Moldova: Optimistic and realistic Scenarios regarding adoption of a new Broadcasting Code

media concentration

The need to promptly adopt a new Broadcasting Code with specific provisions aimed to reduce and not allow concentration in broadcasting; amendment of the Law on Advertising and its transformation into a real instrument for combating unfair competition on the advertising market; inclusion into the Law on Competition of provisions referring to and regulating concentration on the media market – these were the main topic discussed at a public debate organized by the Independent Journalism Center, a SEENPM member organization. The event took place on Tuesday, April 19, under the headline “Reduction of concentration in mass media. Recommendations by the EU and civil society.”

Representatives of the Presidential Administration, the Parliament, and the Government, members of the Parliamentary  Commission for mass media, the Broadcasting Coordinating Council (BCC), and the Competition Council, media experts, publishers, journalists of local and national outlets, other participants in the public debate discussed possible solutions to reduce concentration in mass media. In this context, they analyzed the conclusions of the Council of the EU on this issue, as well as other relevant recommendations, which appear in the Moldova-EU Association Agreement and in other international documents.

IJC executive director Nadine Gogu, who moderated the event, said upon opening the public debate that the IJC had launched a “Stop concentration!” campaign, having asked several media experts and journalists to share their opinions about the actions that could reduce this phenomenon. Their opinions were generalized and used as basis for formulating a set of recommendations that the IJC sent to the Presidential Administration, the Parliament, and the Government. Regarding the modifications that had been so far introduced into the current Broadcasting Code, Nadine Gogu found that they were inefficient and that a new code needs be adopted.

Vladimir Hotineanu, chairman of the Parliamentary Commission for mass media, mentioned that the draft new code had been discussed in public hearings with participation of media experts. So far, it has been approved by the Government, the National Integrity Commission, and the Parliamentary Commission on legal issues, appointments and immunities. “There is now, however, another problem,” Vladimir Hotineanu mentioned, saying that the authors of the draft law are no longer Members of Parliament and so they cannot present this legislative initiative in a plenary meeting. According to Hotineanu, the Parliamentary Commission for mass media has finished work on the draft, but the parliamentary group of the Liberal Party should delegate another MP instead of the authors in order to propose it for voting in the first reading.

Media expert Ion Bunduchi also spoke about the need to adopt a new code. He reminded that in 2015 the Broadcasting Code was amended, and as the result the names of media owners and beneficiaries were made public.
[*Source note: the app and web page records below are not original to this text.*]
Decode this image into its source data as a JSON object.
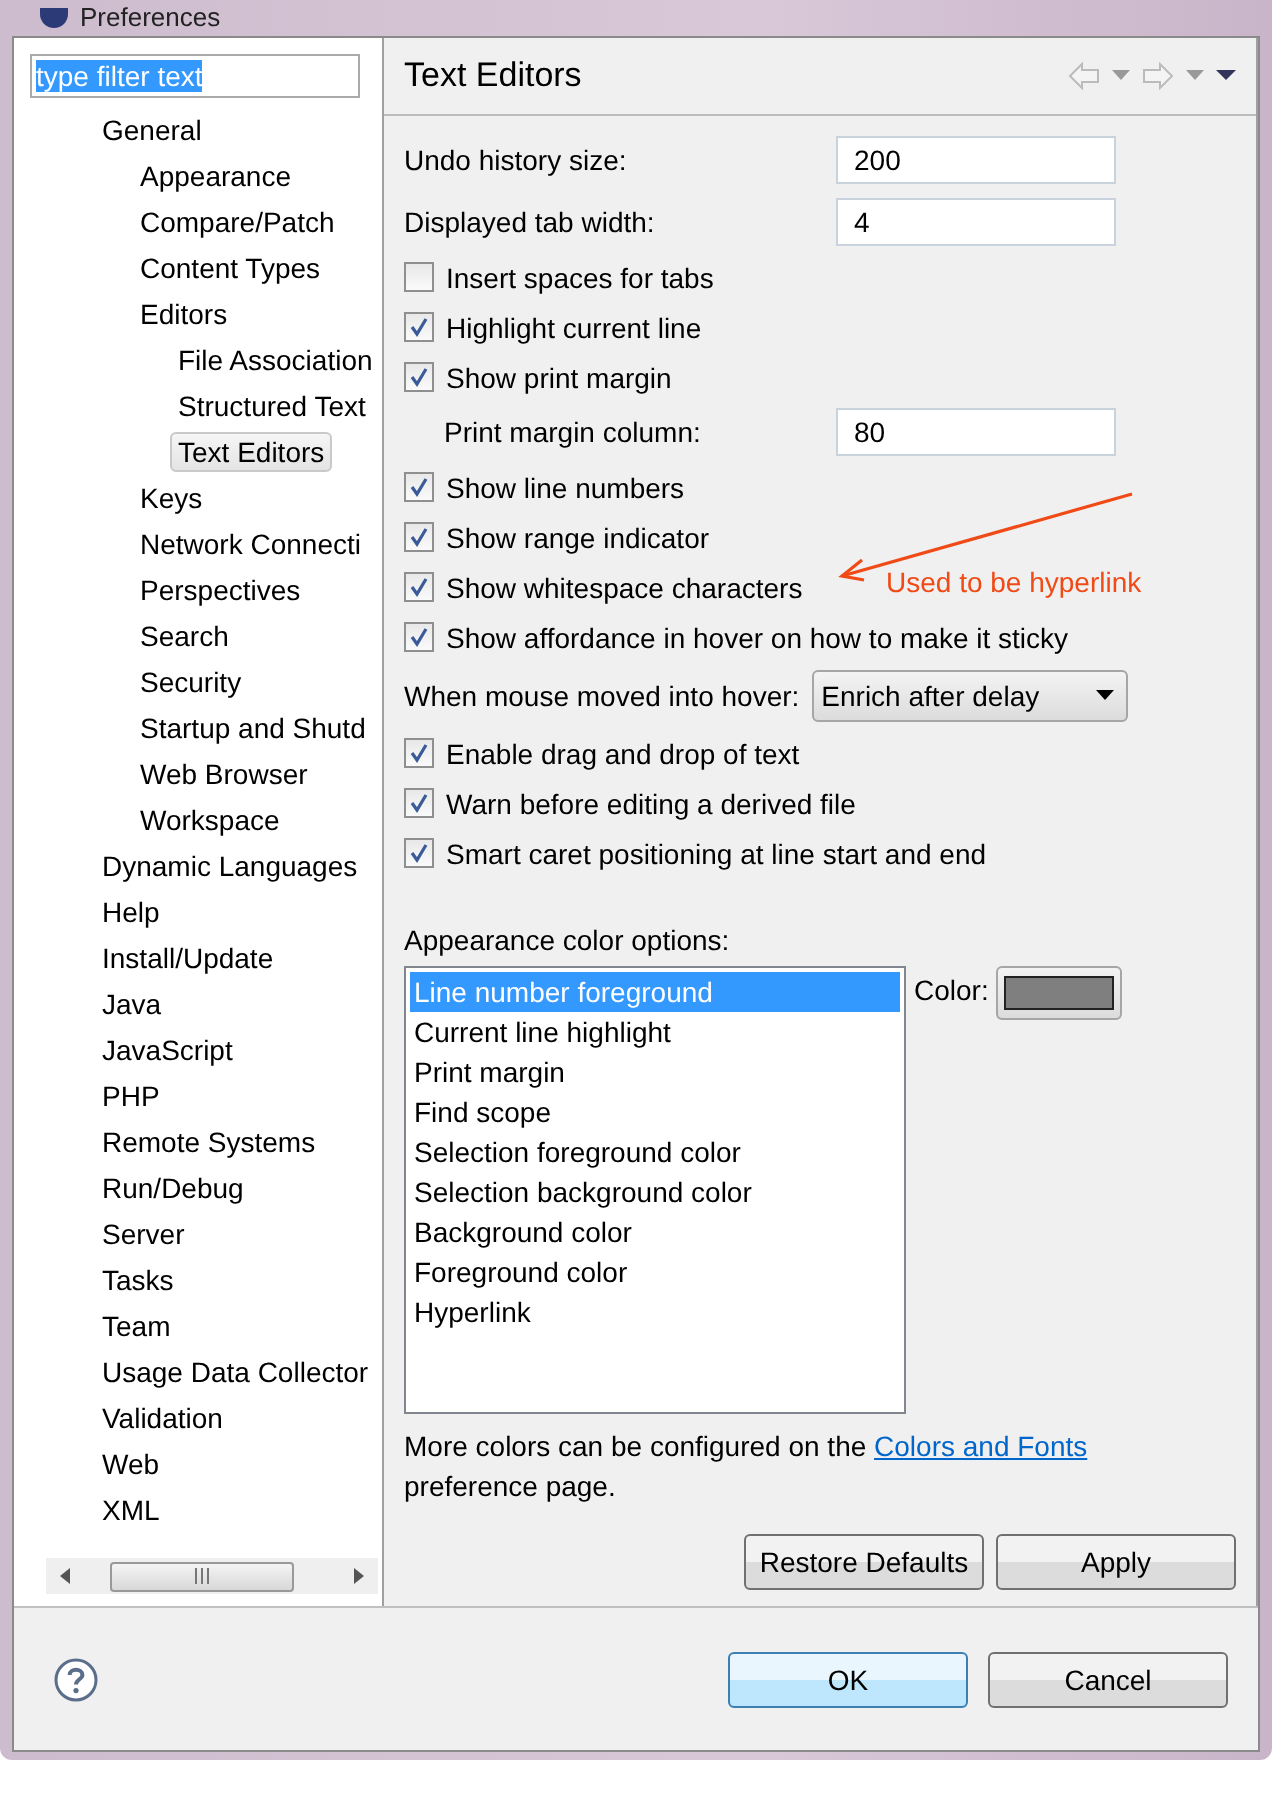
{
  "window": {
    "title": "Preferences"
  },
  "filter": {
    "value": "type filter text",
    "text_selected": true
  },
  "tree": [
    {
      "label": "General",
      "selected": false,
      "children": [
        {
          "label": "Appearance",
          "selected": false
        },
        {
          "label": "Compare/Patch",
          "selected": false
        },
        {
          "label": "Content Types",
          "selected": false
        },
        {
          "label": "Editors",
          "selected": false,
          "children": [
            {
              "label": "File Association",
              "selected": false
            },
            {
              "label": "Structured Text",
              "selected": false
            },
            {
              "label": "Text Editors",
              "selected": true
            }
          ]
        },
        {
          "label": "Keys",
          "selected": false
        },
        {
          "label": "Network Connecti",
          "selected": false
        },
        {
          "label": "Perspectives",
          "selected": false
        },
        {
          "label": "Search",
          "selected": false
        },
        {
          "label": "Security",
          "selected": false
        },
        {
          "label": "Startup and Shutd",
          "selected": false
        },
        {
          "label": "Web Browser",
          "selected": false
        },
        {
          "label": "Workspace",
          "selected": false
        }
      ]
    },
    {
      "label": "Dynamic Languages",
      "selected": false
    },
    {
      "label": "Help",
      "selected": false
    },
    {
      "label": "Install/Update",
      "selected": false
    },
    {
      "label": "Java",
      "selected": false
    },
    {
      "label": "JavaScript",
      "selected": false
    },
    {
      "label": "PHP",
      "selected": false
    },
    {
      "label": "Remote Systems",
      "selected": false
    },
    {
      "label": "Run/Debug",
      "selected": false
    },
    {
      "label": "Server",
      "selected": false
    },
    {
      "label": "Tasks",
      "selected": false
    },
    {
      "label": "Team",
      "selected": false
    },
    {
      "label": "Usage Data Collector",
      "selected": false
    },
    {
      "label": "Validation",
      "selected": false
    },
    {
      "label": "Web",
      "selected": false
    },
    {
      "label": "XML",
      "selected": false
    }
  ],
  "page": {
    "title": "Text Editors",
    "settings": [
      {
        "kind": "input",
        "label": "Undo history size:",
        "value": "200"
      },
      {
        "kind": "input",
        "label": "Displayed tab width:",
        "value": "4"
      },
      {
        "kind": "checkbox",
        "label": "Insert spaces for tabs",
        "checked": false
      },
      {
        "kind": "checkbox",
        "label": "Highlight current line",
        "checked": true
      },
      {
        "kind": "checkbox",
        "label": "Show print margin",
        "checked": true,
        "children": [
          {
            "kind": "input",
            "label": "Print margin column:",
            "value": "80"
          }
        ]
      },
      {
        "kind": "checkbox",
        "label": "Show line numbers",
        "checked": true
      },
      {
        "kind": "checkbox",
        "label": "Show range indicator",
        "checked": true
      },
      {
        "kind": "checkbox",
        "label": "Show whitespace characters",
        "checked": true
      },
      {
        "kind": "checkbox",
        "label": "Show affordance in hover on how to make it sticky",
        "checked": true
      },
      {
        "kind": "combo",
        "label": "When mouse moved into hover:",
        "value": "Enrich after delay"
      },
      {
        "kind": "checkbox",
        "label": "Enable drag and drop of text",
        "checked": true
      },
      {
        "kind": "checkbox",
        "label": "Warn before editing a derived file",
        "checked": true
      },
      {
        "kind": "checkbox",
        "label": "Smart caret positioning at line start and end",
        "checked": true
      }
    ],
    "color_options": {
      "label": "Appearance color options:",
      "items": [
        {
          "label": "Line number foreground",
          "selected": true
        },
        {
          "label": "Current line highlight",
          "selected": false
        },
        {
          "label": "Print margin",
          "selected": false
        },
        {
          "label": "Find scope",
          "selected": false
        },
        {
          "label": "Selection foreground color",
          "selected": false
        },
        {
          "label": "Selection background color",
          "selected": false
        },
        {
          "label": "Background color",
          "selected": false
        },
        {
          "label": "Foreground color",
          "selected": false
        },
        {
          "label": "Hyperlink",
          "selected": false
        }
      ],
      "color_label": "Color:",
      "color": "#7f7f7f"
    },
    "note": {
      "text": "More colors can be configured on the",
      "link": "Colors and Fonts",
      "text_after": "preference page."
    },
    "page_buttons": [
      "Restore Defaults",
      "Apply"
    ]
  },
  "annotation": {
    "text": "Used to be hyperlink"
  },
  "dialog_buttons": [
    {
      "label": "OK",
      "default": true
    },
    {
      "label": "Cancel",
      "default": false
    }
  ]
}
However, this modification of the Code did not solve the problem of concentration, because it still does not stipulate “to what extent media owners can concentrate their properties in broadcasting.” In this sense, the new Broadcasting Code will include concrete provisions, Bunduchi said.
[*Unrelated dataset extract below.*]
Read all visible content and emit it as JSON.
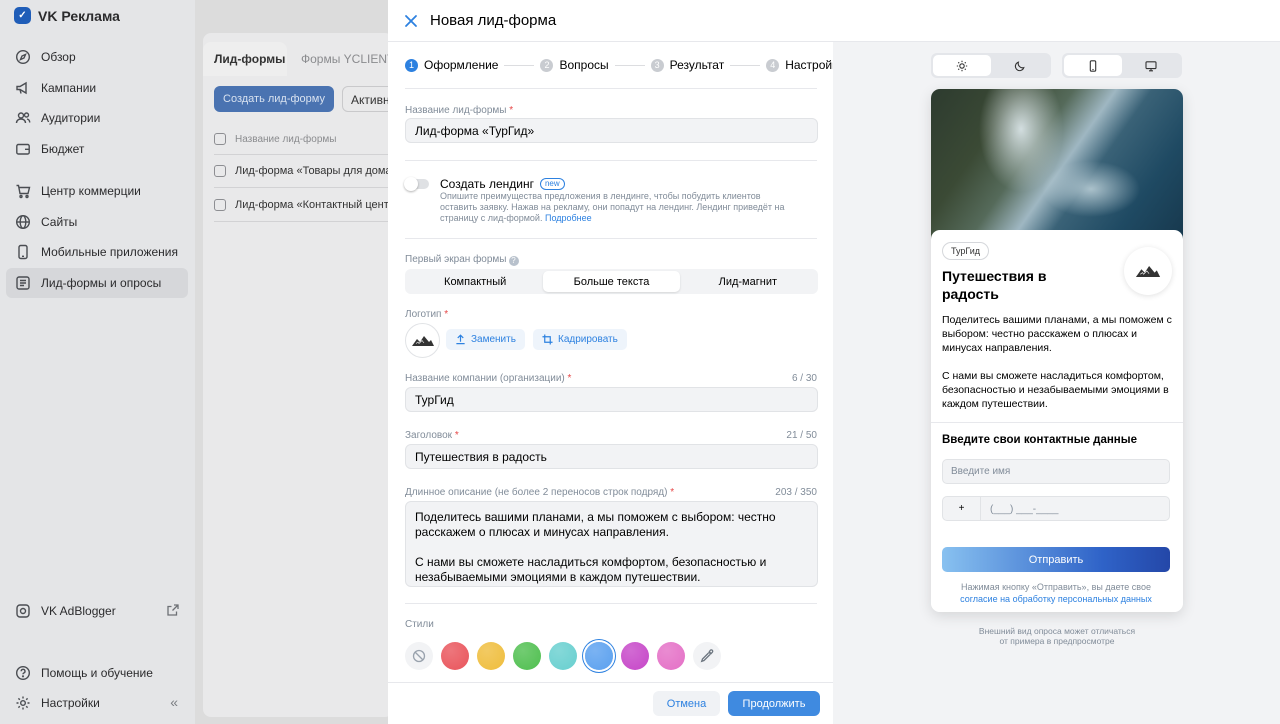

On the other hand, BCC member Mariana Onceanu-Hadarca thought that “in the issue of concentration, the number of licenses can be just a complementary detail,” while “the main elements are the capital market, the share on the capital market, and the audience share on the market.”

How could modifications to the Law on Advertising reduce concentration in mass media? An attempt to answer this question was made by Elena Cristian, senior consultant in the Ministry of Justice: “In 2014, the Ministry of Justice developed a draft law on advertising, which was sent for consultation to the civil society. The ministry then decided to stop promoting the draft law, because it wasn’t clear whether it was necessary. Now, we find that this draft is very necessary,” said the Ministry of Justice representative, who appealed to the civil society to come up with concrete proposals in order to prepare a new draft law that would be “beneficial for the entire society.”

As for the Law on Competition, media expert Petru Macovei believed that the civil society has only two recommendations for its improvement. The first is to introduce into the Law on Competition provisions directly concerning concentration on the media market, because, according to members of the Competition Council, the law does not contain clear stipulations regarding concentration on the media market. The second proposal consists in establishing more drastic limits for concentration on the media market, which should not exceed 25%.

Emil Gutu, deputy chairman of the Competition Council, welcomed the proposals voiced at the debates and agreed that the Law on Competition needs to be amended.

According to Adrian Lebedinschi, deputy chairman of the Parliamentary Commission for mass media, the Liberal Party should, within 10 days, delegate an MP to present the draft of the new Broadcasting Code to the plenum of the Parliament, so that in the next two months all amendments could be collected and, by early September, the draft law could be ready for voting in the second reading.
“It is a very optimistic scenario,” concluded Nadine Gogu, the executive director of the IJC.


This public debate has been possible due to the generous help of the American people offered through the U.S. Agency for International Development (USAID). The opinions expressed here belong to authors and do not necessarily reflect the position of the USAID or the U.S. Government.

The article was originally published by the Independent Journalism Center